* **How to complete this task**
Set the listing down again in full, word for word, with the pictures left out.

* **Data for this exercise**
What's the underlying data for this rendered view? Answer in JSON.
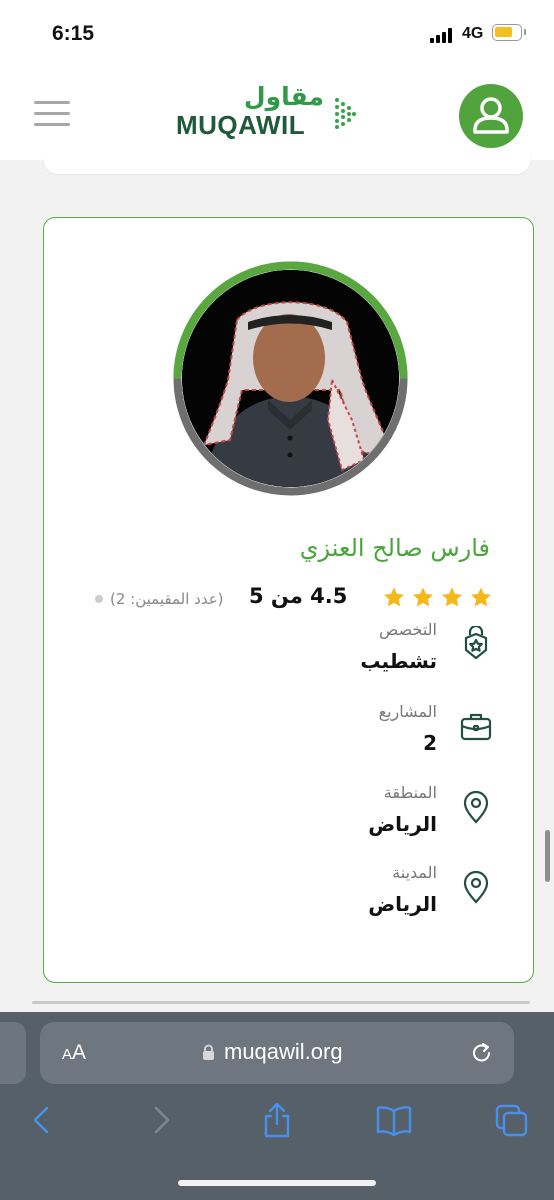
{
  "status_bar": {
    "time": "6:15",
    "network": "4G"
  },
  "header": {
    "logo_arabic": "مقاول",
    "logo_english": "MUQAWIL",
    "menu_icon": "hamburger-menu-icon",
    "account_icon": "user-icon",
    "brand_color": "#51a33e"
  },
  "profile": {
    "name": "فارس صالح العنزي",
    "rating_text": "4.5 من 5",
    "raters_text": "(عدد المقيمين: 2)",
    "stars_count": 4,
    "fields": [
      {
        "label": "التخصص",
        "value": "تشطيب",
        "icon": "specialty-badge-icon"
      },
      {
        "label": "المشاريع",
        "value": "2",
        "icon": "briefcase-icon"
      },
      {
        "label": "المنطقة",
        "value": "الرياض",
        "icon": "location-pin-icon"
      },
      {
        "label": "المدينة",
        "value": "الرياض",
        "icon": "location-pin-icon"
      }
    ]
  },
  "browser": {
    "text_size_label": "AA",
    "url": "muqawil.org",
    "toolbar_icons": [
      "back-icon",
      "forward-icon",
      "share-icon",
      "bookmarks-icon",
      "tabs-icon"
    ]
  }
}
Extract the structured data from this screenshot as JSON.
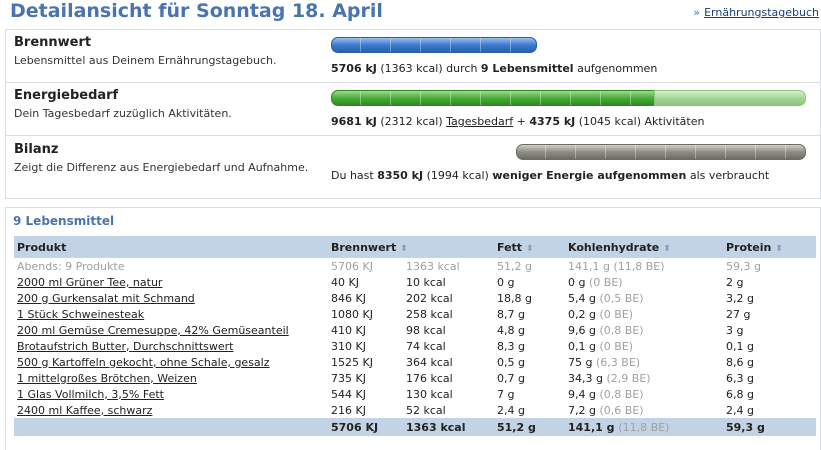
{
  "page": {
    "title": "Detailansicht für Sonntag 18. April",
    "link_arrow": "»",
    "link_label": "Ernährungstagebuch"
  },
  "summary": {
    "brennwert": {
      "title": "Brennwert",
      "desc": "Lebensmittel aus Deinem Ernährungstagebuch.",
      "kj": "5706 kJ",
      "kcal": "(1363 kcal)",
      "mid": "durch",
      "count": "9 Lebensmittel",
      "suffix": "aufgenommen",
      "bar_fraction": 0.43
    },
    "energiebedarf": {
      "title": "Energiebedarf",
      "desc": "Dein Tagesbedarf zuzüglich Aktivitäten.",
      "kj": "9681 kJ",
      "kcal": "(2312 kcal)",
      "link": "Tagesbedarf",
      "plus": "+",
      "act_kj": "4375 kJ",
      "act_kcal": "(1045 kcal)",
      "act_label": "Aktivitäten",
      "bar_fraction_dark": 0.68,
      "bar_fraction_total": 1.0
    },
    "bilanz": {
      "title": "Bilanz",
      "desc": "Zeigt die Differenz aus Energiebedarf und Aufnahme.",
      "prefix": "Du hast",
      "kj": "8350 kJ",
      "kcal": "(1994 kcal)",
      "bold_text": "weniger Energie aufgenommen",
      "suffix": "als verbraucht",
      "bar_start": 0.39,
      "bar_end": 1.0
    }
  },
  "foods": {
    "title": "9 Lebensmittel",
    "columns": {
      "product": "Produkt",
      "brennwert": "Brennwert",
      "fett": "Fett",
      "kohlenhydrate": "Kohlenhydrate",
      "protein": "Protein",
      "sort_icon": "⬍"
    },
    "subtotal": {
      "name": "Abends: 9 Produkte",
      "kj": "5706 KJ",
      "kcal": "1363 kcal",
      "fett": "51,2 g",
      "kh": "141,1 g",
      "be": "(11,8 BE)",
      "protein": "59,3 g"
    },
    "items": [
      {
        "name": "2000 ml Grüner Tee, natur",
        "kj": "40 KJ",
        "kcal": "10 kcal",
        "fett": "0 g",
        "kh": "0 g",
        "be": "(0 BE)",
        "protein": "2 g"
      },
      {
        "name": "200 g Gurkensalat mit Schmand",
        "kj": "846 KJ",
        "kcal": "202 kcal",
        "fett": "18,8 g",
        "kh": "5,4 g",
        "be": "(0,5 BE)",
        "protein": "3,2 g"
      },
      {
        "name": "1 Stück Schweinesteak",
        "kj": "1080 KJ",
        "kcal": "258 kcal",
        "fett": "8,7 g",
        "kh": "0,2 g",
        "be": "(0 BE)",
        "protein": "27 g"
      },
      {
        "name": "200 ml Gemüse Cremesuppe, 42% Gemüseanteil",
        "kj": "410 KJ",
        "kcal": "98 kcal",
        "fett": "4,8 g",
        "kh": "9,6 g",
        "be": "(0,8 BE)",
        "protein": "3 g"
      },
      {
        "name": "Brotaufstrich Butter, Durchschnittswert",
        "kj": "310 KJ",
        "kcal": "74 kcal",
        "fett": "8,3 g",
        "kh": "0,1 g",
        "be": "(0 BE)",
        "protein": "0,1 g"
      },
      {
        "name": "500 g Kartoffeln gekocht, ohne Schale, gesalz",
        "kj": "1525 KJ",
        "kcal": "364 kcal",
        "fett": "0,5 g",
        "kh": "75 g",
        "be": "(6,3 BE)",
        "protein": "8,6 g"
      },
      {
        "name": "1 mittelgroßes Brötchen, Weizen",
        "kj": "735 KJ",
        "kcal": "176 kcal",
        "fett": "0,7 g",
        "kh": "34,3 g",
        "be": "(2,9 BE)",
        "protein": "6,3 g"
      },
      {
        "name": "1 Glas Vollmilch, 3,5% Fett",
        "kj": "544 KJ",
        "kcal": "130 kcal",
        "fett": "7 g",
        "kh": "9,4 g",
        "be": "(0,8 BE)",
        "protein": "6,8 g"
      },
      {
        "name": "2400 ml Kaffee, schwarz",
        "kj": "216 KJ",
        "kcal": "52 kcal",
        "fett": "2,4 g",
        "kh": "7,2 g",
        "be": "(0,6 BE)",
        "protein": "2,4 g"
      }
    ],
    "total": {
      "kj": "5706 KJ",
      "kcal": "1363 kcal",
      "fett": "51,2 g",
      "kh": "141,1 g",
      "be": "(11,8 BE)",
      "protein": "59,3 g"
    }
  }
}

* **Result of the task**
What's the underlying data for this rendered view? Answer in JSON.
{
  "status_bar": {
    "time": "6:15",
    "network": "4G"
  },
  "header": {
    "logo_arabic": "مقاول",
    "logo_english": "MUQAWIL",
    "menu_icon": "hamburger-menu-icon",
    "account_icon": "user-icon",
    "brand_color": "#51a33e"
  },
  "profile": {
    "name": "فارس صالح العنزي",
    "rating_text": "4.5 من 5",
    "raters_text": "(عدد المقيمين: 2)",
    "stars_count": 4,
    "fields": [
      {
        "label": "التخصص",
        "value": "تشطيب",
        "icon": "specialty-badge-icon"
      },
      {
        "label": "المشاريع",
        "value": "2",
        "icon": "briefcase-icon"
      },
      {
        "label": "المنطقة",
        "value": "الرياض",
        "icon": "location-pin-icon"
      },
      {
        "label": "المدينة",
        "value": "الرياض",
        "icon": "location-pin-icon"
      }
    ]
  },
  "browser": {
    "text_size_label": "AA",
    "url": "muqawil.org",
    "toolbar_icons": [
      "back-icon",
      "forward-icon",
      "share-icon",
      "bookmarks-icon",
      "tabs-icon"
    ]
  }
}
Extract the structured data from this screenshot as JSON.
{
  "page": {
    "title": "Detailansicht für Sonntag 18. April",
    "link_arrow": "»",
    "link_label": "Ernährungstagebuch"
  },
  "summary": {
    "brennwert": {
      "title": "Brennwert",
      "desc": "Lebensmittel aus Deinem Ernährungstagebuch.",
      "kj": "5706 kJ",
      "kcal": "(1363 kcal)",
      "mid": "durch",
      "count": "9 Lebensmittel",
      "suffix": "aufgenommen",
      "bar_fraction": 0.43
    },
    "energiebedarf": {
      "title": "Energiebedarf",
      "desc": "Dein Tagesbedarf zuzüglich Aktivitäten.",
      "kj": "9681 kJ",
      "kcal": "(2312 kcal)",
      "link": "Tagesbedarf",
      "plus": "+",
      "act_kj": "4375 kJ",
      "act_kcal": "(1045 kcal)",
      "act_label": "Aktivitäten",
      "bar_fraction_dark": 0.68,
      "bar_fraction_total": 1.0
    },
    "bilanz": {
      "title": "Bilanz",
      "desc": "Zeigt die Differenz aus Energiebedarf und Aufnahme.",
      "prefix": "Du hast",
      "kj": "8350 kJ",
      "kcal": "(1994 kcal)",
      "bold_text": "weniger Energie aufgenommen",
      "suffix": "als verbraucht",
      "bar_start": 0.39,
      "bar_end": 1.0
    }
  },
  "foods": {
    "title": "9 Lebensmittel",
    "columns": {
      "product": "Produkt",
      "brennwert": "Brennwert",
      "fett": "Fett",
      "kohlenhydrate": "Kohlenhydrate",
      "protein": "Protein",
      "sort_icon": "⬍"
    },
    "subtotal": {
      "name": "Abends: 9 Produkte",
      "kj": "5706 KJ",
      "kcal": "1363 kcal",
      "fett": "51,2 g",
      "kh": "141,1 g",
      "be": "(11,8 BE)",
      "protein": "59,3 g"
    },
    "items": [
      {
        "name": "2000 ml Grüner Tee, natur",
        "kj": "40 KJ",
        "kcal": "10 kcal",
        "fett": "0 g",
        "kh": "0 g",
        "be": "(0 BE)",
        "protein": "2 g"
      },
      {
        "name": "200 g Gurkensalat mit Schmand",
        "kj": "846 KJ",
        "kcal": "202 kcal",
        "fett": "18,8 g",
        "kh": "5,4 g",
        "be": "(0,5 BE)",
        "protein": "3,2 g"
      },
      {
        "name": "1 Stück Schweinesteak",
        "kj": "1080 KJ",
        "kcal": "258 kcal",
        "fett": "8,7 g",
        "kh": "0,2 g",
        "be": "(0 BE)",
        "protein": "27 g"
      },
      {
        "name": "200 ml Gemüse Cremesuppe, 42% Gemüseanteil",
        "kj": "410 KJ",
        "kcal": "98 kcal",
        "fett": "4,8 g",
        "kh": "9,6 g",
        "be": "(0,8 BE)",
        "protein": "3 g"
      },
      {
        "name": "Brotaufstrich Butter, Durchschnittswert",
        "kj": "310 KJ",
        "kcal": "74 kcal",
        "fett": "8,3 g",
        "kh": "0,1 g",
        "be": "(0 BE)",
        "protein": "0,1 g"
      },
      {
        "name": "500 g Kartoffeln gekocht, ohne Schale, gesalz",
        "kj": "1525 KJ",
        "kcal": "364 kcal",
        "fett": "0,5 g",
        "kh": "75 g",
        "be": "(6,3 BE)",
        "protein": "8,6 g"
      },
      {
        "name": "1 mittelgroßes Brötchen, Weizen",
        "kj": "735 KJ",
        "kcal": "176 kcal",
        "fett": "0,7 g",
        "kh": "34,3 g",
        "be": "(2,9 BE)",
        "protein": "6,3 g"
      },
      {
        "name": "1 Glas Vollmilch, 3,5% Fett",
        "kj": "544 KJ",
        "kcal": "130 kcal",
        "fett": "7 g",
        "kh": "9,4 g",
        "be": "(0,8 BE)",
        "protein": "6,8 g"
      },
      {
        "name": "2400 ml Kaffee, schwarz",
        "kj": "216 KJ",
        "kcal": "52 kcal",
        "fett": "2,4 g",
        "kh": "7,2 g",
        "be": "(0,6 BE)",
        "protein": "2,4 g"
      }
    ],
    "total": {
      "kj": "5706 KJ",
      "kcal": "1363 kcal",
      "fett": "51,2 g",
      "kh": "141,1 g",
      "be": "(11,8 BE)",
      "protein": "59,3 g"
    }
  }
}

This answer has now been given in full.